This will be followed by lunch in the Paul VI Hall, in the presence of some 1,300 poor who will benefit from a festive menu. Among the most appreciated activities, and again operational after the Covid-19 emergency, is the health presidium in St. Peter's Square that offers free checkups and examinations, vaccinations and tests thanks also to the availability of doctors and nurses.
In his homily, the pope recalled that "we live in wounded societies and we witness, just as the Gospel told us, scenarios of violence, injustice and persecution." Among the crises he recalled climate change and Covid-19, which "has left behind a trail of discomfort not only physical, but also psychological, economic and social." Then there are conflicts, the "doom of war" (today he speaks of World War III "so cruel," no longer as in the past of World War III "in pieces") that "multiplies the poison of hatred."

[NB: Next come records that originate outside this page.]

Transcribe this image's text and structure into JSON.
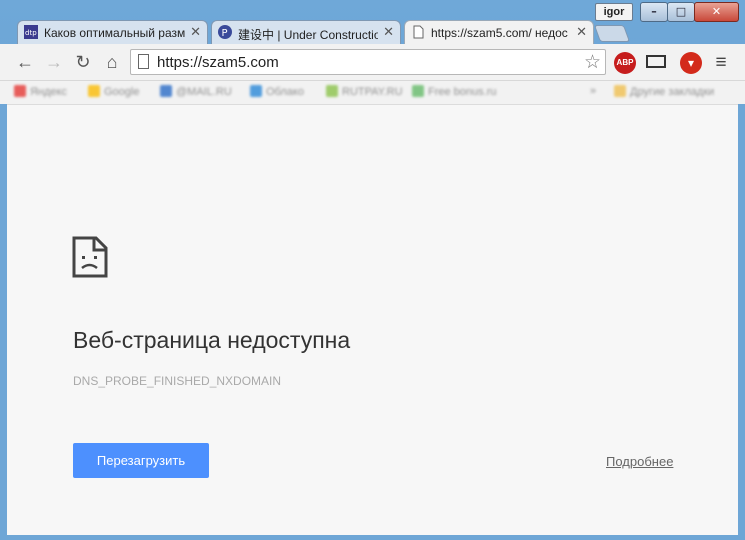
{
  "window": {
    "user": "igor",
    "controls": {
      "minimize": "–",
      "maximize": "□",
      "close": "✕"
    }
  },
  "tabs": [
    {
      "title": "Каков оптимальный разм",
      "favicon": "dtp-icon",
      "close": "✕"
    },
    {
      "title": "建设中 | Under Constructio",
      "favicon": "p-icon",
      "favicon_text": "P",
      "close": "✕"
    },
    {
      "title": "https://szam5.com/ недос",
      "favicon": "page-icon",
      "close": "✕"
    }
  ],
  "toolbar": {
    "back": "←",
    "forward": "→",
    "reload": "↻",
    "home": "⌂",
    "url": "https://szam5.com",
    "star": "☆",
    "abp": "ABP",
    "menu": "≡",
    "download": "▾"
  },
  "bookmarks": [
    {
      "label": "Яндекс",
      "color": "#e53935"
    },
    {
      "label": "Google",
      "color": "#fbbc05"
    },
    {
      "label": "@MAIL.RU",
      "color": "#2a6cc7"
    },
    {
      "label": "Облако",
      "color": "#2a88d8"
    },
    {
      "label": "RUTPAY.RU",
      "color": "#8bc34a"
    },
    {
      "label": "Free bonus.ru",
      "color": "#66bb6a"
    },
    {
      "label": "»",
      "color": ""
    },
    {
      "label": "Другие закладки",
      "color": "#f0c050"
    }
  ],
  "error": {
    "title": "Веб-страница недоступна",
    "code": "DNS_PROBE_FINISHED_NXDOMAIN",
    "reload_label": "Перезагрузить",
    "details_label": "Подробнее"
  },
  "colors": {
    "accent": "#4d90fe",
    "frame": "#6ea6d6"
  }
}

Finally, the "lack of employment or because of unjust or unworthy working conditions." "If our hearts are muffled and indifferent, we fail to hear their feeble cry of pain, [...] to see how much loneliness and anguish," the pontiff warned, "lurk even in the forgotten corners of our cities.
Faced with the many critical issues, Francis asks "what is the Lord saying to us?" In response, he urges us to "question ourselves in the face of so many calamities" by making our own "the Gospel's strong and clear invitation not to be deceived. Let us not listen to the prophets of doom; let us not be enchanted by the sirens of populism, which instrumentalizes the needs of the people by proposing solutions that are too easy and hasty."
On the contrary, it is urgent that we bear "witness" by kindling "lights of hope in the midst of darkness," bearing witness to the Gospel of joy and building a more fraternal world, and committing ourselves "courageously to justice, legality and peace, standing by the side of the weakest." We do not run away to defend ourselves from history or to leave behind the darkness, he affirmed once again in his homily, but "we struggle to give this history a different face" because "not even a hair on your head," meaning no human being "will be lost."
At noon, the pope recited the Angelus, followed by a greeting to pilgrims gathered in a packed St. Peter's Square and in which he recalled the first anniversary of the launch of the "Laudato sì" platform, joined so far by 6,000 participants, An "excellent start," he stressed, "for a seven-year journey" and one that aims to respond to the "cry of the earth and the poor," while encouraging "a crucial mission" for the future of humanity. The pope then turned his thoughts to Cop27, the UN climate conference being held in Egypt, which must ensure "steps forward" under the banner of courage and determination "in the wake of the climate agreement." Following this, he renewed his call for prayer and peace for the "brothers and sisters of the tormented Ukraine" where even today "peace is possible."
Earlier, in introducing the Marian prayer, the pontiff delved into the Gospel passage insisting on "perseverance" which is the way "to remain in the good." The Gospel leads to Jerusalem, the holy place, where the temple stands that is magnified but Jesus warns that not a stone will remain of it. His intent, however, is "not to be negative, but to provide valuable teaching" that is also a way out of "precariousness."
"Perseverance," he says, "is to build goodness every day, to remain constant in goodness, especially when reality pushes us to do something else. We have nothing to fear, not even in the evil "around us," the pope concludes, because we remain "grounded in the good. Dostoevsky wrote 'do not be afraid of man's sins, love man even with his sin, for this is the reflection of God's love and the culmination of love on earth.'"